[Page and application data records]
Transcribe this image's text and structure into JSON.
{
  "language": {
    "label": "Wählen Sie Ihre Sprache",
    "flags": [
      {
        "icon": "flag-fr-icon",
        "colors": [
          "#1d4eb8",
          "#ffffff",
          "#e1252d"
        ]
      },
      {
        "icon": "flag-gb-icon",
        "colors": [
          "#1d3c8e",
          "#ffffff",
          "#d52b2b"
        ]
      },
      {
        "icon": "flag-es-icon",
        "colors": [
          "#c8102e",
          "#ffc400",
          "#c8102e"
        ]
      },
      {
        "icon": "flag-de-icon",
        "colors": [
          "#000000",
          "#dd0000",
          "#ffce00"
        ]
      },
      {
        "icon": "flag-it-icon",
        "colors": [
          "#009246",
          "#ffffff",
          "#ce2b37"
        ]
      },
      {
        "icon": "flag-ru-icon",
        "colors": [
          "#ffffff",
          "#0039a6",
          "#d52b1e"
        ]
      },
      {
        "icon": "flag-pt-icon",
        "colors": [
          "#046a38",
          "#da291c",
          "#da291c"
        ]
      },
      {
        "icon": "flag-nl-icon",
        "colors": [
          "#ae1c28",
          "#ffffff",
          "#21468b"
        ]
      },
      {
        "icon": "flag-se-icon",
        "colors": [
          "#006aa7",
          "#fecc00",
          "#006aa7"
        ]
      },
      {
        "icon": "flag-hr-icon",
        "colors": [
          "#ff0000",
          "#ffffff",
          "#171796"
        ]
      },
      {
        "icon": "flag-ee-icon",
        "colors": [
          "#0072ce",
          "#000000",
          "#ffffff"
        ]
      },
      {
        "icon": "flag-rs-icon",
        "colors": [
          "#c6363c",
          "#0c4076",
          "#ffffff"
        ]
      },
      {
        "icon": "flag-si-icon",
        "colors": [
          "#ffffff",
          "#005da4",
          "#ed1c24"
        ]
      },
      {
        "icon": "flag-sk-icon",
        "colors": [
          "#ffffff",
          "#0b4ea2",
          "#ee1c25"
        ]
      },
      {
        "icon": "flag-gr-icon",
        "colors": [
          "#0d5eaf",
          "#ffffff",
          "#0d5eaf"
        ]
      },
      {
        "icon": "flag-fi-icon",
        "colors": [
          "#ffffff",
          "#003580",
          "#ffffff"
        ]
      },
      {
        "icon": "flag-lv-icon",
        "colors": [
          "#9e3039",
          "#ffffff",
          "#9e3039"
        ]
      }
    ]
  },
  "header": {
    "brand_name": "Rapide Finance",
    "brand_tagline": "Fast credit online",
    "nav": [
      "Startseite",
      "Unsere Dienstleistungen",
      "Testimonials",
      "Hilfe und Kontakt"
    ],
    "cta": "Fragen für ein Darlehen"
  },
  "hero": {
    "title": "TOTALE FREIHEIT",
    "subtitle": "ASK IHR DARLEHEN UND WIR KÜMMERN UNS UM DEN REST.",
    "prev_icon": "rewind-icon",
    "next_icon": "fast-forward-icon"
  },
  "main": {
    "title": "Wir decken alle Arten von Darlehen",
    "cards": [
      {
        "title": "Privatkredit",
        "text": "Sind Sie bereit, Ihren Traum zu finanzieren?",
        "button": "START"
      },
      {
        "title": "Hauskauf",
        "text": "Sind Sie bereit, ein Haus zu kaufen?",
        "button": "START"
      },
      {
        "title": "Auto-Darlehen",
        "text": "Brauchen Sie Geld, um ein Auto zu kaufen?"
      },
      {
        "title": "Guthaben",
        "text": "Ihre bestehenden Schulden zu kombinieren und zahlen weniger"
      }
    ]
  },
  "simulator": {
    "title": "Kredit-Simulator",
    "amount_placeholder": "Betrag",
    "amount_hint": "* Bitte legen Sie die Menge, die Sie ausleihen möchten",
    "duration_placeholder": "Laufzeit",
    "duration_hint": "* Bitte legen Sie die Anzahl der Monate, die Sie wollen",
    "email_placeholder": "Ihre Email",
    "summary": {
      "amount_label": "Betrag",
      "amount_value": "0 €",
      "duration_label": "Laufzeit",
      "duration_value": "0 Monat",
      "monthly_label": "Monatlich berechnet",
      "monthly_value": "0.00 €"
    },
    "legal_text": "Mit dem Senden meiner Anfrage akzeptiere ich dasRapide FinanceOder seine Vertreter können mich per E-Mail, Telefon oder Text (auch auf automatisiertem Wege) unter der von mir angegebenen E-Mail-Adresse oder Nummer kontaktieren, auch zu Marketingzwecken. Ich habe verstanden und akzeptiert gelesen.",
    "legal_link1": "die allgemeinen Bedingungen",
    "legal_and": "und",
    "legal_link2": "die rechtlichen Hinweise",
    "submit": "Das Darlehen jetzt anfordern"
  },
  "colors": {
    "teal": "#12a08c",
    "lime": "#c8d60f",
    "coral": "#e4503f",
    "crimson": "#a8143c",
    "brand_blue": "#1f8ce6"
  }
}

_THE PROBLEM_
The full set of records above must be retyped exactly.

_RESPONSE_
Transcribe this image's text and structure into JSON.
{
  "language": {
    "label": "Wählen Sie Ihre Sprache",
    "flags": [
      {
        "icon": "flag-fr-icon",
        "colors": [
          "#1d4eb8",
          "#ffffff",
          "#e1252d"
        ]
      },
      {
        "icon": "flag-gb-icon",
        "colors": [
          "#1d3c8e",
          "#ffffff",
          "#d52b2b"
        ]
      },
      {
        "icon": "flag-es-icon",
        "colors": [
          "#c8102e",
          "#ffc400",
          "#c8102e"
        ]
      },
      {
        "icon": "flag-de-icon",
        "colors": [
          "#000000",
          "#dd0000",
          "#ffce00"
        ]
      },
      {
        "icon": "flag-it-icon",
        "colors": [
          "#009246",
          "#ffffff",
          "#ce2b37"
        ]
      },
      {
        "icon": "flag-ru-icon",
        "colors": [
          "#ffffff",
          "#0039a6",
          "#d52b1e"
        ]
      },
      {
        "icon": "flag-pt-icon",
        "colors": [
          "#046a38",
          "#da291c",
          "#da291c"
        ]
      },
      {
        "icon": "flag-nl-icon",
        "colors": [
          "#ae1c28",
          "#ffffff",
          "#21468b"
        ]
      },
      {
        "icon": "flag-se-icon",
        "colors": [
          "#006aa7",
          "#fecc00",
          "#006aa7"
        ]
      },
      {
        "icon": "flag-hr-icon",
        "colors": [
          "#ff0000",
          "#ffffff",
          "#171796"
        ]
      },
      {
        "icon": "flag-ee-icon",
        "colors": [
          "#0072ce",
          "#000000",
          "#ffffff"
        ]
      },
      {
        "icon": "flag-rs-icon",
        "colors": [
          "#c6363c",
          "#0c4076",
          "#ffffff"
        ]
      },
      {
        "icon": "flag-si-icon",
        "colors": [
          "#ffffff",
          "#005da4",
          "#ed1c24"
        ]
      },
      {
        "icon": "flag-sk-icon",
        "colors": [
          "#ffffff",
          "#0b4ea2",
          "#ee1c25"
        ]
      },
      {
        "icon": "flag-gr-icon",
        "colors": [
          "#0d5eaf",
          "#ffffff",
          "#0d5eaf"
        ]
      },
      {
        "icon": "flag-fi-icon",
        "colors": [
          "#ffffff",
          "#003580",
          "#ffffff"
        ]
      },
      {
        "icon": "flag-lv-icon",
        "colors": [
          "#9e3039",
          "#ffffff",
          "#9e3039"
        ]
      }
    ]
  },
  "header": {
    "brand_name": "Rapide Finance",
    "brand_tagline": "Fast credit online",
    "nav": [
      "Startseite",
      "Unsere Dienstleistungen",
      "Testimonials",
      "Hilfe und Kontakt"
    ],
    "cta": "Fragen für ein Darlehen"
  },
  "hero": {
    "title": "TOTALE FREIHEIT",
    "subtitle": "ASK IHR DARLEHEN UND WIR KÜMMERN UNS UM DEN REST.",
    "prev_icon": "rewind-icon",
    "next_icon": "fast-forward-icon"
  },
  "main": {
    "title": "Wir decken alle Arten von Darlehen",
    "cards": [
      {
        "title": "Privatkredit",
        "text": "Sind Sie bereit, Ihren Traum zu finanzieren?",
        "button": "START"
      },
      {
        "title": "Hauskauf",
        "text": "Sind Sie bereit, ein Haus zu kaufen?",
        "button": "START"
      },
      {
        "title": "Auto-Darlehen",
        "text": "Brauchen Sie Geld, um ein Auto zu kaufen?"
      },
      {
        "title": "Guthaben",
        "text": "Ihre bestehenden Schulden zu kombinieren und zahlen weniger"
      }
    ]
  },
  "simulator": {
    "title": "Kredit-Simulator",
    "amount_placeholder": "Betrag",
    "amount_hint": "* Bitte legen Sie die Menge, die Sie ausleihen möchten",
    "duration_placeholder": "Laufzeit",
    "duration_hint": "* Bitte legen Sie die Anzahl der Monate, die Sie wollen",
    "email_placeholder": "Ihre Email",
    "summary": {
      "amount_label": "Betrag",
      "amount_value": "0 €",
      "duration_label": "Laufzeit",
      "duration_value": "0 Monat",
      "monthly_label": "Monatlich berechnet",
      "monthly_value": "0.00 €"
    },
    "legal_text": "Mit dem Senden meiner Anfrage akzeptiere ich dasRapide FinanceOder seine Vertreter können mich per E-Mail, Telefon oder Text (auch auf automatisiertem Wege) unter der von mir angegebenen E-Mail-Adresse oder Nummer kontaktieren, auch zu Marketingzwecken. Ich habe verstanden und akzeptiert gelesen.",
    "legal_link1": "die allgemeinen Bedingungen",
    "legal_and": "und",
    "legal_link2": "die rechtlichen Hinweise",
    "submit": "Das Darlehen jetzt anfordern"
  },
  "colors": {
    "teal": "#12a08c",
    "lime": "#c8d60f",
    "coral": "#e4503f",
    "crimson": "#a8143c",
    "brand_blue": "#1f8ce6"
  }
}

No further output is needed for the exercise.